The most dramatic drop in spending was for tickets. Alario hit a high of $76,000 on tickets in 2011. That spending fell to $1,700 last year, the majority of that on tickets for LSU in October.
Stonecipher tells us, "At the very, very minimum, what John Alario has done is everyone who is paying attention, no matter how few that may be... he's telling everyone who's paying attention, 'It is wrong, I got caught and called on it by you, the news media, and I'm going to quit doing it.' So he in essence proves his own violations of law, and it's because it's so dramatic. The cuts were so incredibly dramatic, that there is no other explanation."
Alario reduced the spending for his car lease. He moved from a $700/month BMW to a $511/month Kia.
"This basically tells me that he knows he's under the microscope, when it comes to his campaign finance spending," Chervenak tells us.
Alario also spent $3,000 on an attorney, Gray Sexton, who specializes in ethics cases. It's unclear if the Ethics Board has also launched an investigation - but Stonecipher says hiring Sexton is a sign that Alario was concerned.
This marks the third federal investigation prompted by our "Louisiana Purchased" series. All of the investigations deal at least in part with campaign spending.
The FBI is investigating whether La. Representative Joseph Harrison double dipped, receiving reimbursements for gas from taxpayers but also claiming the same expenses through his campaign. And just last week, the FBI indicted former St. Tammany and Washington Parish District Attorney Walter Reed on corruption charges. 13 of the 18 counts are related to misuse of campaign funds - the government claiming Reed spent more than $100,000 of his campaign money on personal expenses.
Our sources don't know if the FBI has found any wrongdoing with Alario's campaign spending, but they say the investigation into the so-called dean of the Louisiana legislature is active.
The FBI tells us they can neither confirm nor deny any investigation.
Alario told us by email he wasn't aware of any investigation. He says he reduced his campaign spending in preparation for the upcoming campaign year.

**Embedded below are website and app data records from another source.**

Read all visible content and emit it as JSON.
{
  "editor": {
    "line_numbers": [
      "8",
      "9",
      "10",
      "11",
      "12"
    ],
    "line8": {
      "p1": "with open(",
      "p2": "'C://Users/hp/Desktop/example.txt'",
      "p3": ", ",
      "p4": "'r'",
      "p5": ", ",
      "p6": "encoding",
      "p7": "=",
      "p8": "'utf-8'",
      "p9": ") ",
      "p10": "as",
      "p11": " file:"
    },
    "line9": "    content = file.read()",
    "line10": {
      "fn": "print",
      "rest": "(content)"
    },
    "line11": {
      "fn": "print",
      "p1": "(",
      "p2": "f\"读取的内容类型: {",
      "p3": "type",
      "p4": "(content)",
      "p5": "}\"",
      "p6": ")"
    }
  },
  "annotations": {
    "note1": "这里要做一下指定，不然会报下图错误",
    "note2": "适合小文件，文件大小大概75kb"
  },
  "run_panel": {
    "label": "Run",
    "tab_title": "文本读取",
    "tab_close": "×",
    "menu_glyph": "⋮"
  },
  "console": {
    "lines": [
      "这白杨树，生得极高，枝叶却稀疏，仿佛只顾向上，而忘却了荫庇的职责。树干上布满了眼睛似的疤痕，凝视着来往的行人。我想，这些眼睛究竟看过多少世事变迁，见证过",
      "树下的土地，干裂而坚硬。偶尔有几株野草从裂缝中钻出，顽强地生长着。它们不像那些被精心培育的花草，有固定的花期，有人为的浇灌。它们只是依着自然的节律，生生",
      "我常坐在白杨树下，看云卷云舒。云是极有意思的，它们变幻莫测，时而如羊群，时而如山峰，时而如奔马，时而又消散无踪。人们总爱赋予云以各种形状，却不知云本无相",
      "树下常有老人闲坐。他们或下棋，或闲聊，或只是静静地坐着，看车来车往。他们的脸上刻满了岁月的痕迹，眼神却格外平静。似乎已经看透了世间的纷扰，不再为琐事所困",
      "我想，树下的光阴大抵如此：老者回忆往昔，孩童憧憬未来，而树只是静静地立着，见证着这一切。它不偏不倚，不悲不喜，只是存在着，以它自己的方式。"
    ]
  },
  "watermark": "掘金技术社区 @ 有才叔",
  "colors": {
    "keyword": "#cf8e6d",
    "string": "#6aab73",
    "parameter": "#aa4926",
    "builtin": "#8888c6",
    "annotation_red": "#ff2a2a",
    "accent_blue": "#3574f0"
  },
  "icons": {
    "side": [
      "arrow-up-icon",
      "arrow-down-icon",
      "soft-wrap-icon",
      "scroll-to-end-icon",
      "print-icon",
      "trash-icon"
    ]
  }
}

And in reference to not filing an amended campaign report for Audubon payments, Alario says, to his knowledge, he has complied with reporting requirements.
Mobile users can view an interactive graphic visualizing Alario's expenditures at this link.